I’ve been waiting for it to happen.
I figured it was just a matter of time until someone somewhere got pissed off at the sight of my mask and persecuted me.
It took place today, in our local mall on the day after Xmas. I’ve been going there before the stores open and walking with a lot of other senior citizens who need to keep moving even though it’s cold outside.
Harmless enough. Right?
Yet I knew eventually that the sight of my mask would trigger someone who’d feel compelled to give me a nasty look, say something hateful, or even worse reach for a hidden weapon.
I know it sounds paranoid but long ago I accepted the fact that in America strangers with an axe to grind with the world carry weapons and on occasion pull them out unannounced in order to slaughter a group of other strangers.

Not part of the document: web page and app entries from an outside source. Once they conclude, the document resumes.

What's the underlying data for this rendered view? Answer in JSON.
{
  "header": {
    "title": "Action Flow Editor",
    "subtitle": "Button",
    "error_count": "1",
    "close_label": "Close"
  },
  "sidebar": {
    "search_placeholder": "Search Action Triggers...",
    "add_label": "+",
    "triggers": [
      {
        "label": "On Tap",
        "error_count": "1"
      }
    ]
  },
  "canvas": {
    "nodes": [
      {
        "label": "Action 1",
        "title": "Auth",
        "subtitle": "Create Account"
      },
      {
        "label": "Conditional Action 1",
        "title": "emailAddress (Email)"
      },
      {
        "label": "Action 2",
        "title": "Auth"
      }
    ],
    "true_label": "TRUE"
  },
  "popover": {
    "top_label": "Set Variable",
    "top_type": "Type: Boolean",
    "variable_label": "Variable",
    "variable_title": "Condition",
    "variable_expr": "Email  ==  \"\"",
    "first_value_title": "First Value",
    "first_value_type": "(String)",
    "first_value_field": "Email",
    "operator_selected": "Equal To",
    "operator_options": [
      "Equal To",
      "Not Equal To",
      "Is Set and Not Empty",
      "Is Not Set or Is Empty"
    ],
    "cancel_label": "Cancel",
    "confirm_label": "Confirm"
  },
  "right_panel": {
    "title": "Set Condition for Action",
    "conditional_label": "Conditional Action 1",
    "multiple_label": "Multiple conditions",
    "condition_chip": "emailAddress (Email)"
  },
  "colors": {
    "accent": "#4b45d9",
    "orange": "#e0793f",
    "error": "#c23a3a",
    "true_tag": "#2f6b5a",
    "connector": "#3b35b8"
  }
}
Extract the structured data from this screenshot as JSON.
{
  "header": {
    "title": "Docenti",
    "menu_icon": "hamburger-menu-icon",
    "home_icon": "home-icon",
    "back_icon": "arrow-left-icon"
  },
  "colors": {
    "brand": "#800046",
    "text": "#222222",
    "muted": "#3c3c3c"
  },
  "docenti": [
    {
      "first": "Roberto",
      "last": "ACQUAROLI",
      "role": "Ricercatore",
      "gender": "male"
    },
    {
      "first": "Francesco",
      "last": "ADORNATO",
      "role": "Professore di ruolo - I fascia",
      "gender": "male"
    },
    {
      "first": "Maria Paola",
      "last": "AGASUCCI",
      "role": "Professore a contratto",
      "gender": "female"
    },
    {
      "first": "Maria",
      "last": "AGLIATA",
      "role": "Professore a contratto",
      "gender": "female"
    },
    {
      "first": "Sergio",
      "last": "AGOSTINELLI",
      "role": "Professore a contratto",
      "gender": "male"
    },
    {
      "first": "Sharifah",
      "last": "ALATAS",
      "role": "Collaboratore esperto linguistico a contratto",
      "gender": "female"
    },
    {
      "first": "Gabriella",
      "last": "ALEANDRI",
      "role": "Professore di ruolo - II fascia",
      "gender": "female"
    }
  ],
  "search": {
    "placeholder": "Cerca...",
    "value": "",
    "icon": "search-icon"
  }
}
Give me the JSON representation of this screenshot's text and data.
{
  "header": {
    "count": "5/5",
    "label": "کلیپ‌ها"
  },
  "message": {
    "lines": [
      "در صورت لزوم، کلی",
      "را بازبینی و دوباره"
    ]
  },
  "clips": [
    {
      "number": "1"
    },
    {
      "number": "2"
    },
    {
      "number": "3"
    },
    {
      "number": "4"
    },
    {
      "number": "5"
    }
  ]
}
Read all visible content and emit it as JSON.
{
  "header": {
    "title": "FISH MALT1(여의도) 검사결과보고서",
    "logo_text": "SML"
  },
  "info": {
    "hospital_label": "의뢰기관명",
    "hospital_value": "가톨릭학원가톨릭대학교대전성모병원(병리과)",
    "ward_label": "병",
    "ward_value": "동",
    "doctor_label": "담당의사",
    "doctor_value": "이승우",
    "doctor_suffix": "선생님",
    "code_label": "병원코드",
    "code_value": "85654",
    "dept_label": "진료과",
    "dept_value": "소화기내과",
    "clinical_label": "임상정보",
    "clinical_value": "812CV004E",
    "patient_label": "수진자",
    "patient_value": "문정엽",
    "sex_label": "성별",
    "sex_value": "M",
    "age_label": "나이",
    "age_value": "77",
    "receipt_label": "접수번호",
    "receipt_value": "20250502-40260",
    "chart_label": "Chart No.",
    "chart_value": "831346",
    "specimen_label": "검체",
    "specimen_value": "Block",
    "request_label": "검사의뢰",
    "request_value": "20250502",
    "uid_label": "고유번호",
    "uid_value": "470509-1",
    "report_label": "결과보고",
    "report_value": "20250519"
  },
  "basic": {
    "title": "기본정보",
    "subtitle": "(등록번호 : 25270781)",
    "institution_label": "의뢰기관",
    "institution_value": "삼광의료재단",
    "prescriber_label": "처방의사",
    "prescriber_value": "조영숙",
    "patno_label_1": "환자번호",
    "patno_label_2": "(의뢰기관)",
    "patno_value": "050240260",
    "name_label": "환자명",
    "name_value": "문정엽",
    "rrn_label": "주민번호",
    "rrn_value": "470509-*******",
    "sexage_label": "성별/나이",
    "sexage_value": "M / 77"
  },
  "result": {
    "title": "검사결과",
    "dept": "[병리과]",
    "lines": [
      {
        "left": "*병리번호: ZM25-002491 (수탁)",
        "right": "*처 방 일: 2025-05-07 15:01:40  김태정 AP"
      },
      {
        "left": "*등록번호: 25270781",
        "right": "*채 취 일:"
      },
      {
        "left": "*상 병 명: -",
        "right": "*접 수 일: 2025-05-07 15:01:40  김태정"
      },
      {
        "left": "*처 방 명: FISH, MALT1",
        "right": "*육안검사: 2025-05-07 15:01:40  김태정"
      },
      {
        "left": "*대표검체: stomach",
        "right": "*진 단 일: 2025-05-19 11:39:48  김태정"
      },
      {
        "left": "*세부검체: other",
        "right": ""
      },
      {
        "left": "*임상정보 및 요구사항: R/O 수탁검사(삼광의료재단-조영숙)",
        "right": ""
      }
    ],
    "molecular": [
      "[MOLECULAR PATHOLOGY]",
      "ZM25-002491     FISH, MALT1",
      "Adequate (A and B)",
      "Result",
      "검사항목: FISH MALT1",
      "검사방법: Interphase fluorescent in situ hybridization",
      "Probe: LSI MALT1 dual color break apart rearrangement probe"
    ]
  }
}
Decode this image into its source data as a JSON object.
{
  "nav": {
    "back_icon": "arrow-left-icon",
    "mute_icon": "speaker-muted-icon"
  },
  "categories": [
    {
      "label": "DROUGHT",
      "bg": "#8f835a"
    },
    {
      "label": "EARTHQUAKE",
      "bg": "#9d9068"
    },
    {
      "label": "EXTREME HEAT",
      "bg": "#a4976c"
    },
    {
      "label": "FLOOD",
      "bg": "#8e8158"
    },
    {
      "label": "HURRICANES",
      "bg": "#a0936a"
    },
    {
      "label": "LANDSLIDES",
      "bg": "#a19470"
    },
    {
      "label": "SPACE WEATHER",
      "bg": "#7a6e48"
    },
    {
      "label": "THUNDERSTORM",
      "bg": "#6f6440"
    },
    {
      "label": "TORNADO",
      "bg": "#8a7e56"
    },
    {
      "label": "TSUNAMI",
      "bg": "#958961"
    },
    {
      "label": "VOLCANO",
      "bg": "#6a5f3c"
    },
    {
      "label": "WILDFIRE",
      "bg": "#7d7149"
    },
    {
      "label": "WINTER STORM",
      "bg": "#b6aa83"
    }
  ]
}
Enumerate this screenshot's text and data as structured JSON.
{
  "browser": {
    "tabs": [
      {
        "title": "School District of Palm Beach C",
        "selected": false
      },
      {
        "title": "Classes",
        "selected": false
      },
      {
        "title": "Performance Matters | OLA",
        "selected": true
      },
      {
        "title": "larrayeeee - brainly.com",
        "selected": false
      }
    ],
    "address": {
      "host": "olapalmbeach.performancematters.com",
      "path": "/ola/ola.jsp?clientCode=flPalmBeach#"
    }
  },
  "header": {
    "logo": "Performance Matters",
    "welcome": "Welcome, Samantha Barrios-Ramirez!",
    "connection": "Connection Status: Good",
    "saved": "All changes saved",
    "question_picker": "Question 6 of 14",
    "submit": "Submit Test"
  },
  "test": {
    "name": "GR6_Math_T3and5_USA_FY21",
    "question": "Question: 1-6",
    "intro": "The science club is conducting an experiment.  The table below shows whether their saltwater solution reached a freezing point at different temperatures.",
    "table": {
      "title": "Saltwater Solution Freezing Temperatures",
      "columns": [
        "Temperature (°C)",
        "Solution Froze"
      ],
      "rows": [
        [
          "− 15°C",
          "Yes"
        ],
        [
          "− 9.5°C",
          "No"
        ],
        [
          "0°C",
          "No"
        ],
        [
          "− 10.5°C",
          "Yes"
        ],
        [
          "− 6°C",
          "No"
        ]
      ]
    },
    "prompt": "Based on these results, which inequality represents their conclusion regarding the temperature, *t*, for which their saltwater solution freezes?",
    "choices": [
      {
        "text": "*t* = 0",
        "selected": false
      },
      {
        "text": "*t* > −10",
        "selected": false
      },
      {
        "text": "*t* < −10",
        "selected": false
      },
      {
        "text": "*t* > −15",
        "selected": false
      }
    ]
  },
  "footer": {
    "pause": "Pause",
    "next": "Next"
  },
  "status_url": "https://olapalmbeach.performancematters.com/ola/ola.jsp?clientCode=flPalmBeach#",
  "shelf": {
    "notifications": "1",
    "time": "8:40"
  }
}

It’s their equivalent of a stress relief activity. You don’t even have to know them. It doesn’t require that you first scraped the side of their car with yours or slept with their girlfriend. Nope!
No former connection is needed.
These guys (and they’re always guys) are so butt hurt that they literally feel justified in inflicting pain and suffering on anyone who is unlucky enough to be in the general vicinity.
That’s the new definition of brave boy, big man, and all-American tough guy.
So, I’m happy that no weapon was pulled. I’m thankful that no one was triggered to pull a trigger just at the unbearable sight of me and my husband walking while wearing a mask. Whew!
Instead, the guy walked past us with a sneer on his face and uttered one word.
Yeah, that was it. He called me a retard. If I was the betting type, I’d venture a guess that he was carrying. On most days in America, there’s a good chance that at least 50% of the people sitting in a restaurant, shopping at the mall, or picking up their kids at school are packing a gun. That’s a unique feature of living in America, too.
So, I just assume.
Of course, being who I am, I wanted, although briefly, to confront this symbol of new-age bravery and heroism. It must take a lot of courage for a strong, tall, fit young man to insult a little old silver-haired woman to her face. I wanted to turn around and follow him while asking a zillion existential questions.
I wanted to challenge him to THINK like I once did with my fifth-grade students back in the day.
But of course, I didn’t. I was able to control my urges and make sensible choices. That’s been one of my advantages in life. I’m able to think before I act. I endeavor to employ deliberate actions rather than emotional reactions.
This skill, or maybe it’s a question of intelligence level, has saved me a lot of trouble. I’m able to regulate my behaviors.
Plus, who knows, maybe this impulsive, angry, emotional man was carrying a gun. He seemed the type. After all he was youngish and male. The perfect combo.
I’m glad I was able to just keep walking.
I’m glad he was headed for the exit. But I kept my eyes open for the rest of my walk. After all, I’m an American female and I wasn’t born yesterday. This wasn’t the first time in my 72 years that I’ve been threatened by a male.
Happy New Year!
Teresa is an author, world traveler, and professional myth buster. You can find her books on Amazon.